So, what’s clear is that this is not like a typical scientific study.
While this condition is interesting, this study in the mainstream news is problematic.
It may be used as evidence vampires are “real”. The study in no way supplies evidence for why someone would physically need to eat blood or feed on nonexistent psychic energy. It deliberately avoids that. But using such terms does legitimize them in the mind of the public. The lead author clearly exudes an affinity for this community, stressing that there are probably more of these vampires than we think. As the Newsweek piece notes, self-identity is a big issue these days with major media events shedding light on transgender and “transracial” people and this vampirism is compared with being homosexual (“not a choice”). While “lifestyle” vampires are interested in role playing and spirituality of vampirism, it’s unclear that there is such a difference between those who dress like vampires and those who adopt feeding behaviors.
This kind of “vampirism” has been part of the occult underground for decades, and has gotten substantial media attention in the past. It feels “real” but is this a condition with a physical basis? Perhaps that something that does not matter to social clinicians but it trips me up.

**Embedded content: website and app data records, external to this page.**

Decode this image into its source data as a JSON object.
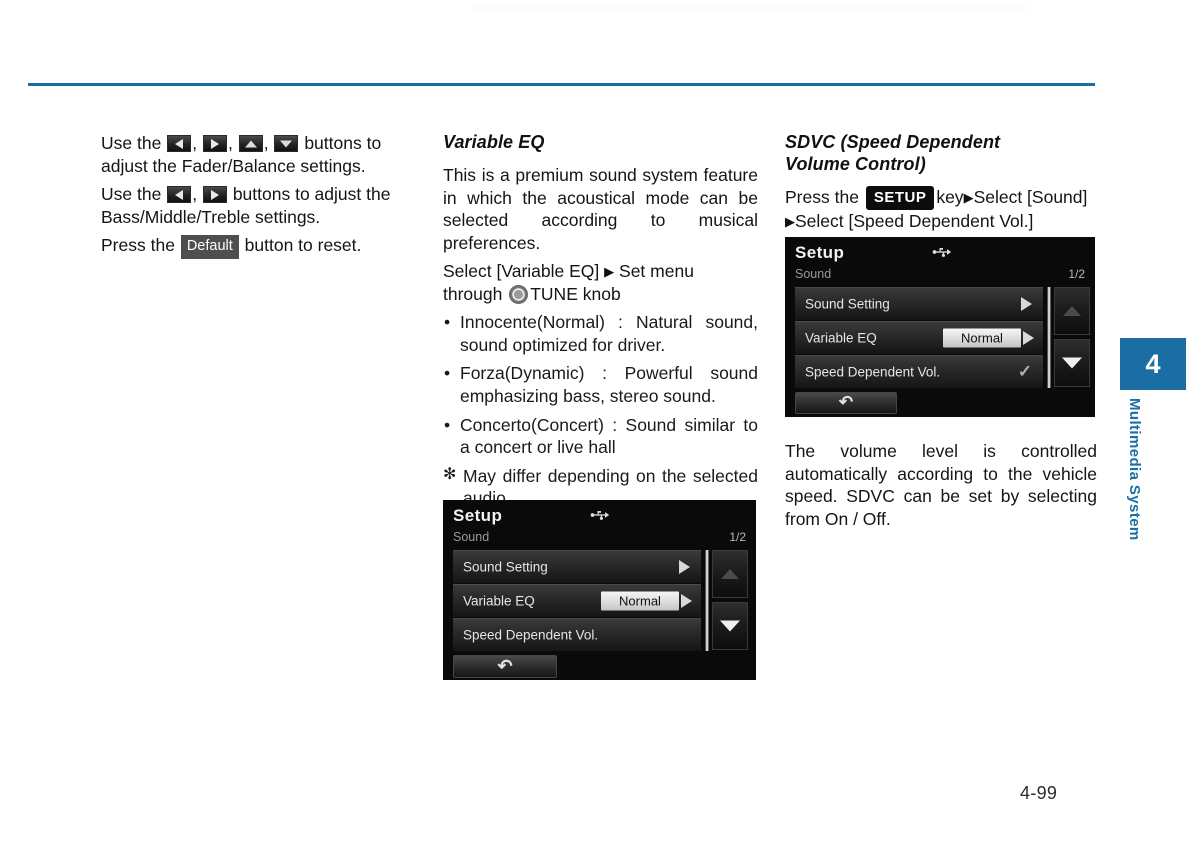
{
  "page": {
    "folio": "4-99",
    "rule_color": "#1b6ea4"
  },
  "chapter_tab": {
    "number": "4",
    "name": "Multimedia System",
    "color": "#1b6ea4"
  },
  "left_column": {
    "para1_part1": "Use the",
    "para1_sep1": ",",
    "para1_sep2": ",",
    "para1_sep3": ",",
    "para1_part2": "buttons to adjust the Fader/Balance settings.",
    "para2_part1": "Use the",
    "para2_sep1": ",",
    "para2_part2": "buttons to adjust the Bass/Middle/Treble settings.",
    "para3_part1": "Press the",
    "para3_button": "Default",
    "para3_part2": "button to reset.",
    "keys": [
      {
        "name": "left-arrow-key",
        "dir": "left"
      },
      {
        "name": "right-arrow-key",
        "dir": "right"
      },
      {
        "name": "up-arrow-key",
        "dir": "up"
      },
      {
        "name": "down-arrow-key",
        "dir": "down"
      }
    ]
  },
  "middle_column": {
    "heading": "Variable EQ",
    "intro": "This is a premium sound system feature in which the acoustical mode can be selected according to musical preferences.",
    "select_line_part1": "Select [Variable EQ]",
    "select_arrow": "▶",
    "select_line_part2": "Set menu through",
    "knob_label": "TUNE knob",
    "bullets": [
      {
        "mark": "•",
        "text": "Innocente(Normal) : Natural sound, sound optimized for driver."
      },
      {
        "mark": "•",
        "text": "Forza(Dynamic) : Powerful sound emphasizing bass, stereo sound."
      },
      {
        "mark": "•",
        "text": "Concerto(Concert) : Sound similar to a concert or live hall"
      },
      {
        "mark": "✻",
        "text": "May differ depending on the selected audio.",
        "note": true
      }
    ]
  },
  "right_column": {
    "heading_line1": "SDVC (Speed Dependent",
    "heading_line2": "Volume Control)",
    "press_part1": "Press the",
    "setup_key": "SETUP",
    "press_part2": "key",
    "arrow1": "▶",
    "press_part3": "Select [Sound]",
    "arrow2": "▶",
    "press_part4": "Select [Speed Dependent Vol.]",
    "body": "The volume level is controlled automatically according to the vehicle speed. SDVC can be set by selecting from On / Off."
  },
  "screenshot_small": {
    "title": "Setup",
    "usb_icon": "usb-icon",
    "subtitle": "Sound",
    "page_indicator": "1/2",
    "rows": [
      {
        "label": "Sound Setting",
        "type": "arrow"
      },
      {
        "label": "Variable EQ",
        "type": "value-arrow",
        "value": "Normal"
      },
      {
        "label": "Speed Dependent Vol.",
        "type": "check",
        "check": "✓"
      }
    ],
    "back_glyph": "↶",
    "scroll_up": "scroll-up-button",
    "scroll_down": "scroll-down-button"
  },
  "screenshot_large": {
    "title": "Setup",
    "usb_icon": "usb-icon",
    "subtitle": "Sound",
    "page_indicator": "1/2",
    "rows": [
      {
        "label": "Sound Setting",
        "type": "arrow"
      },
      {
        "label": "Variable EQ",
        "type": "value-arrow",
        "value": "Normal"
      },
      {
        "label": "Speed Dependent Vol.",
        "type": "plain"
      }
    ],
    "back_glyph": "↶",
    "scroll_up": "scroll-up-button",
    "scroll_down": "scroll-down-button"
  }
}
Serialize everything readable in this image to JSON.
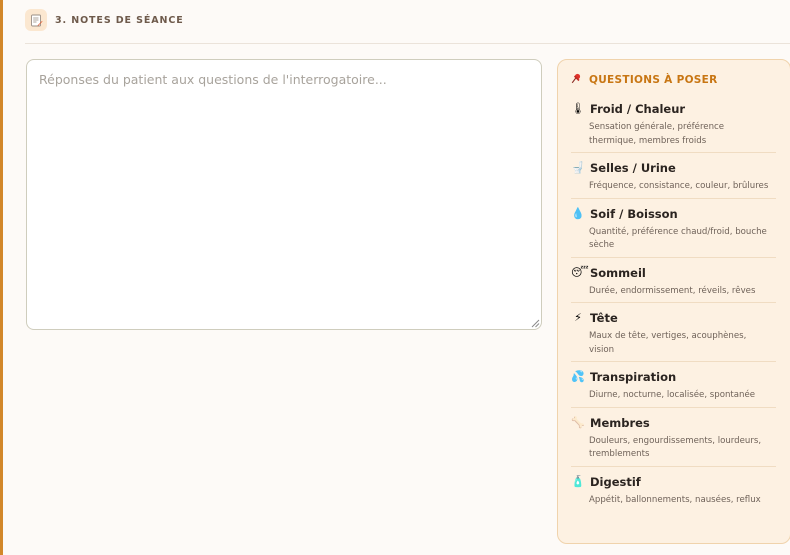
{
  "section": {
    "title": "3. NOTES DE SÉANCE",
    "icon": "memo-icon"
  },
  "notes": {
    "placeholder": "Réponses du patient aux questions de l'interrogatoire...",
    "value": ""
  },
  "questions": {
    "title": "QUESTIONS À POSER",
    "icon": "pushpin-icon",
    "items": [
      {
        "icon": "thermometer-icon",
        "glyph": "🌡",
        "label": "Froid / Chaleur",
        "desc": "Sensation générale, préférence thermique, membres froids"
      },
      {
        "icon": "toilet-icon",
        "glyph": "🚽",
        "label": "Selles / Urine",
        "desc": "Fréquence, consistance, couleur, brûlures"
      },
      {
        "icon": "droplet-icon",
        "glyph": "💧",
        "label": "Soif / Boisson",
        "desc": "Quantité, préférence chaud/froid, bouche sèche"
      },
      {
        "icon": "sleeping-face-icon",
        "glyph": "😴",
        "label": "Sommeil",
        "desc": "Durée, endormissement, réveils, rêves"
      },
      {
        "icon": "head-icon",
        "glyph": "⚡",
        "label": "Tête",
        "desc": "Maux de tête, vertiges, acouphènes, vision"
      },
      {
        "icon": "sweat-droplets-icon",
        "glyph": "💦",
        "label": "Transpiration",
        "desc": "Diurne, nocturne, localisée, spontanée"
      },
      {
        "icon": "bone-icon",
        "glyph": "🦴",
        "label": "Membres",
        "desc": "Douleurs, engourdissements, lourdeurs, tremblements"
      },
      {
        "icon": "bottle-icon",
        "glyph": "🧴",
        "label": "Digestif",
        "desc": "Appétit, ballonnements, nausées, reflux"
      }
    ]
  },
  "colors": {
    "accent": "#d2872a",
    "questions_title": "#c87613",
    "questions_bg": "#fdf1e2",
    "panel_bg": "#fdfaf7"
  }
}
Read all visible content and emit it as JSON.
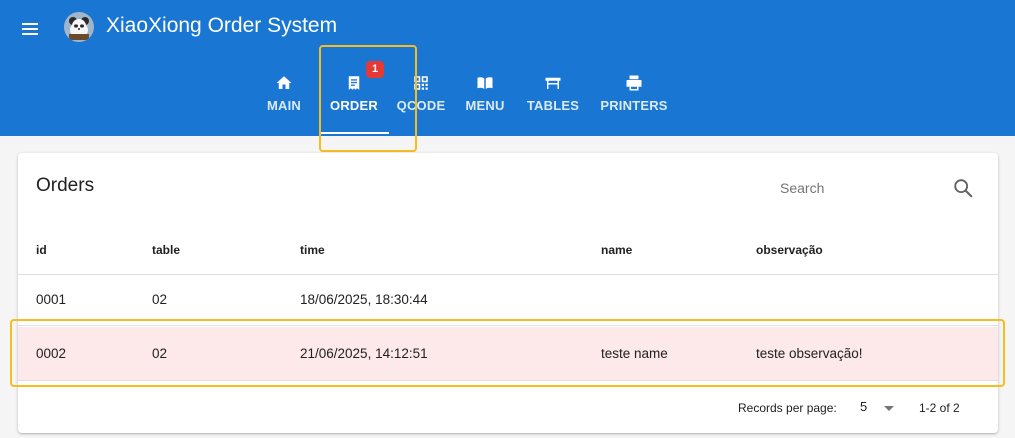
{
  "app": {
    "title": "XiaoXiong Order System"
  },
  "tabs": [
    {
      "label": "MAIN",
      "icon": "home-icon"
    },
    {
      "label": "ORDER",
      "icon": "receipt-icon",
      "badge": "1",
      "active": true
    },
    {
      "label": "QCODE",
      "icon": "qr-code-icon"
    },
    {
      "label": "MENU",
      "icon": "menu-book-icon"
    },
    {
      "label": "TABLES",
      "icon": "table-icon"
    },
    {
      "label": "PRINTERS",
      "icon": "printer-icon"
    }
  ],
  "orders": {
    "title": "Orders",
    "search_placeholder": "Search",
    "columns": [
      "id",
      "table",
      "time",
      "name",
      "observação"
    ],
    "rows": [
      {
        "id": "0001",
        "table": "02",
        "time": "18/06/2025, 18:30:44",
        "name": "",
        "observacao": ""
      },
      {
        "id": "0002",
        "table": "02",
        "time": "21/06/2025, 14:12:51",
        "name": "teste name",
        "observacao": "teste observação!"
      }
    ],
    "footer": {
      "records_per_page_label": "Records per page:",
      "records_per_page_value": "5",
      "range": "1-2 of 2"
    }
  },
  "colors": {
    "primary": "#1976d2",
    "highlight_row": "#fde8ea",
    "badge": "#e53935",
    "annotation": "#f5bd1f"
  }
}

The authors are trying to make a subtle point about the nature of their profession, repeatedly reminding readers of the need to be understanding to exhibit warmth to marginalized people, but this gets lost because the topic is vampires. You can see this in the media representation.
What is the historical depth of this concept of real vampires? Is it more likely a cultural malady? Were the authors seeking media attention with this piece? The study population is so small and even within it, the authors admit the sample is non-representative. What, if anything, does this tell us about society? It’s not clear to me.
Note: I’m not a social worker, a psychologist, vampire or occultist. Thoughtful thoughts welcome.
An anonymous academic contributed to this piece.